**TASK INSTRUCTIONS**
All of the entries are to be repeated exactly, with no pictures included.

********************

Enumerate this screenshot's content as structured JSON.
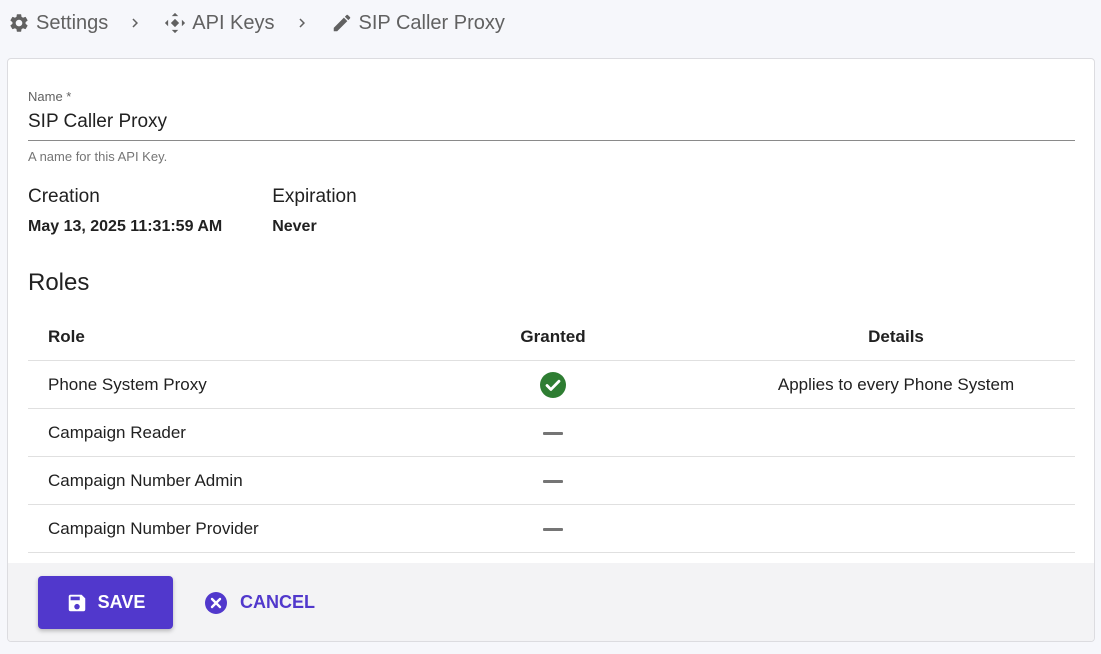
{
  "breadcrumb": {
    "settings": "Settings",
    "api_keys": "API Keys",
    "current": "SIP Caller Proxy",
    "icons": [
      "gear-icon",
      "move-arrows-icon",
      "pencil-icon",
      "chevron-right-icon"
    ]
  },
  "form": {
    "name_label": "Name *",
    "name_value": "SIP Caller Proxy",
    "name_helper": "A name for this API Key."
  },
  "meta": {
    "creation_label": "Creation",
    "creation_value": "May 13, 2025 11:31:59 AM",
    "expiration_label": "Expiration",
    "expiration_value": "Never"
  },
  "roles": {
    "title": "Roles",
    "headers": {
      "role": "Role",
      "granted": "Granted",
      "details": "Details"
    },
    "rows": [
      {
        "role": "Phone System Proxy",
        "granted": true,
        "details": "Applies to every Phone System"
      },
      {
        "role": "Campaign Reader",
        "granted": false,
        "details": ""
      },
      {
        "role": "Campaign Number Admin",
        "granted": false,
        "details": ""
      },
      {
        "role": "Campaign Number Provider",
        "granted": false,
        "details": ""
      }
    ]
  },
  "actions": {
    "save_label": "SAVE",
    "cancel_label": "CANCEL",
    "save_icon": "floppy-disk-icon",
    "cancel_icon": "close-circle-icon"
  },
  "colors": {
    "accent": "#5138cc",
    "granted": "#2e7d32",
    "dash": "#757575"
  }
}
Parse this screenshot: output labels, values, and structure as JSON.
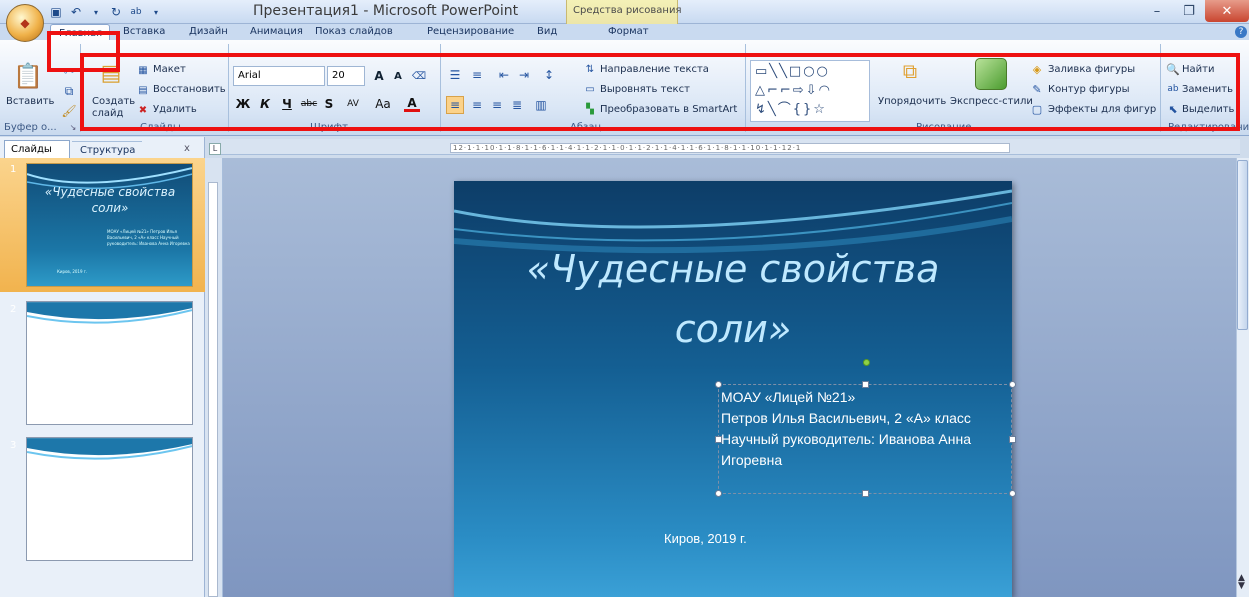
{
  "window": {
    "title": "Презентация1 - Microsoft PowerPoint",
    "context_tab_group": "Средства рисования"
  },
  "tabs": [
    {
      "label": "Главная"
    },
    {
      "label": "Вставка"
    },
    {
      "label": "Дизайн"
    },
    {
      "label": "Анимация"
    },
    {
      "label": "Показ слайдов"
    },
    {
      "label": "Рецензирование"
    },
    {
      "label": "Вид"
    },
    {
      "label": "Формат"
    }
  ],
  "ribbon": {
    "clipboard": {
      "paste": "Вставить",
      "group": "Буфер о..."
    },
    "slides": {
      "create_line1": "Создать",
      "create_line2": "слайд",
      "layout": "Макет",
      "reset": "Восстановить",
      "delete": "Удалить",
      "group": "Слайды"
    },
    "font": {
      "name": "Arial",
      "size": "20",
      "group": "Шрифт",
      "bold": "Ж",
      "italic": "К",
      "underline": "Ч",
      "strike": "abc",
      "shadow": "S",
      "spacing": "AV",
      "case": "Aa",
      "color": "A"
    },
    "paragraph": {
      "direction": "Направление текста",
      "align_text": "Выровнять текст",
      "smartart": "Преобразовать в SmartArt",
      "group": "Абзац"
    },
    "drawing": {
      "arrange": "Упорядочить",
      "quick_styles": "Экспресс-стили",
      "fill": "Заливка фигуры",
      "outline": "Контур фигуры",
      "effects": "Эффекты для фигур",
      "group": "Рисование"
    },
    "editing": {
      "find": "Найти",
      "replace": "Заменить",
      "select": "Выделить",
      "group": "Редактирование"
    }
  },
  "pane": {
    "tab_slides": "Слайды",
    "tab_outline": "Структура",
    "close": "x",
    "thumbs": [
      {
        "num": "1"
      },
      {
        "num": "2"
      },
      {
        "num": "3"
      }
    ]
  },
  "slide": {
    "title_line1": "«Чудесные свойства",
    "title_line2": "соли»",
    "body": [
      "МОАУ «Лицей №21»",
      "Петров Илья Васильевич, 2 «А» класс",
      "Научный руководитель: Иванова Анна",
      "Игоревна"
    ],
    "footer": "Киров, 2019 г."
  },
  "ruler": {
    "top_ticks": "12·1·1·10·1·1·8·1·1·6·1·1·4·1·1·2·1·1·0·1·1·2·1·1·4·1·1·6·1·1·8·1·1·10·1·1·12·1"
  },
  "thumb_text": {
    "small": "МОАУ «Лицей №21» Петров Илья Васильевич, 2 «А» класс Научный руководитель: Иванова Анна Игоревна",
    "foot": "Киров, 2019 г."
  },
  "colors": {
    "highlight_box": "#ee1111",
    "slide_gradient_top": "#0d3d68",
    "slide_gradient_bottom": "#3aa0d6",
    "selected_thumb": "#f1b34e"
  }
}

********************

**OUTPUT OF THE EXERCISE**
Enumerate this screenshot's content as structured JSON.
{
  "breadcrumb": {
    "settings": "Settings",
    "api_keys": "API Keys",
    "current": "SIP Caller Proxy",
    "icons": [
      "gear-icon",
      "move-arrows-icon",
      "pencil-icon",
      "chevron-right-icon"
    ]
  },
  "form": {
    "name_label": "Name *",
    "name_value": "SIP Caller Proxy",
    "name_helper": "A name for this API Key."
  },
  "meta": {
    "creation_label": "Creation",
    "creation_value": "May 13, 2025 11:31:59 AM",
    "expiration_label": "Expiration",
    "expiration_value": "Never"
  },
  "roles": {
    "title": "Roles",
    "headers": {
      "role": "Role",
      "granted": "Granted",
      "details": "Details"
    },
    "rows": [
      {
        "role": "Phone System Proxy",
        "granted": true,
        "details": "Applies to every Phone System"
      },
      {
        "role": "Campaign Reader",
        "granted": false,
        "details": ""
      },
      {
        "role": "Campaign Number Admin",
        "granted": false,
        "details": ""
      },
      {
        "role": "Campaign Number Provider",
        "granted": false,
        "details": ""
      }
    ]
  },
  "actions": {
    "save_label": "SAVE",
    "cancel_label": "CANCEL",
    "save_icon": "floppy-disk-icon",
    "cancel_icon": "close-circle-icon"
  },
  "colors": {
    "accent": "#5138cc",
    "granted": "#2e7d32",
    "dash": "#757575"
  }
}
Parse this screenshot: output labels, values, and structure as JSON.
{
  "window": {
    "title": "Презентация1 - Microsoft PowerPoint",
    "context_tab_group": "Средства рисования"
  },
  "tabs": [
    {
      "label": "Главная"
    },
    {
      "label": "Вставка"
    },
    {
      "label": "Дизайн"
    },
    {
      "label": "Анимация"
    },
    {
      "label": "Показ слайдов"
    },
    {
      "label": "Рецензирование"
    },
    {
      "label": "Вид"
    },
    {
      "label": "Формат"
    }
  ],
  "ribbon": {
    "clipboard": {
      "paste": "Вставить",
      "group": "Буфер о..."
    },
    "slides": {
      "create_line1": "Создать",
      "create_line2": "слайд",
      "layout": "Макет",
      "reset": "Восстановить",
      "delete": "Удалить",
      "group": "Слайды"
    },
    "font": {
      "name": "Arial",
      "size": "20",
      "group": "Шрифт",
      "bold": "Ж",
      "italic": "К",
      "underline": "Ч",
      "strike": "abc",
      "shadow": "S",
      "spacing": "AV",
      "case": "Aa",
      "color": "A"
    },
    "paragraph": {
      "direction": "Направление текста",
      "align_text": "Выровнять текст",
      "smartart": "Преобразовать в SmartArt",
      "group": "Абзац"
    },
    "drawing": {
      "arrange": "Упорядочить",
      "quick_styles": "Экспресс-стили",
      "fill": "Заливка фигуры",
      "outline": "Контур фигуры",
      "effects": "Эффекты для фигур",
      "group": "Рисование"
    },
    "editing": {
      "find": "Найти",
      "replace": "Заменить",
      "select": "Выделить",
      "group": "Редактирование"
    }
  },
  "pane": {
    "tab_slides": "Слайды",
    "tab_outline": "Структура",
    "close": "x",
    "thumbs": [
      {
        "num": "1"
      },
      {
        "num": "2"
      },
      {
        "num": "3"
      }
    ]
  },
  "slide": {
    "title_line1": "«Чудесные свойства",
    "title_line2": "соли»",
    "body": [
      "МОАУ «Лицей №21»",
      "Петров Илья Васильевич, 2 «А» класс",
      "Научный руководитель: Иванова Анна",
      "Игоревна"
    ],
    "footer": "Киров, 2019 г."
  },
  "ruler": {
    "top_ticks": "12·1·1·10·1·1·8·1·1·6·1·1·4·1·1·2·1·1·0·1·1·2·1·1·4·1·1·6·1·1·8·1·1·10·1·1·12·1"
  },
  "thumb_text": {
    "small": "МОАУ «Лицей №21» Петров Илья Васильевич, 2 «А» класс Научный руководитель: Иванова Анна Игоревна",
    "foot": "Киров, 2019 г."
  },
  "colors": {
    "highlight_box": "#ee1111",
    "slide_gradient_top": "#0d3d68",
    "slide_gradient_bottom": "#3aa0d6",
    "selected_thumb": "#f1b34e"
  }
}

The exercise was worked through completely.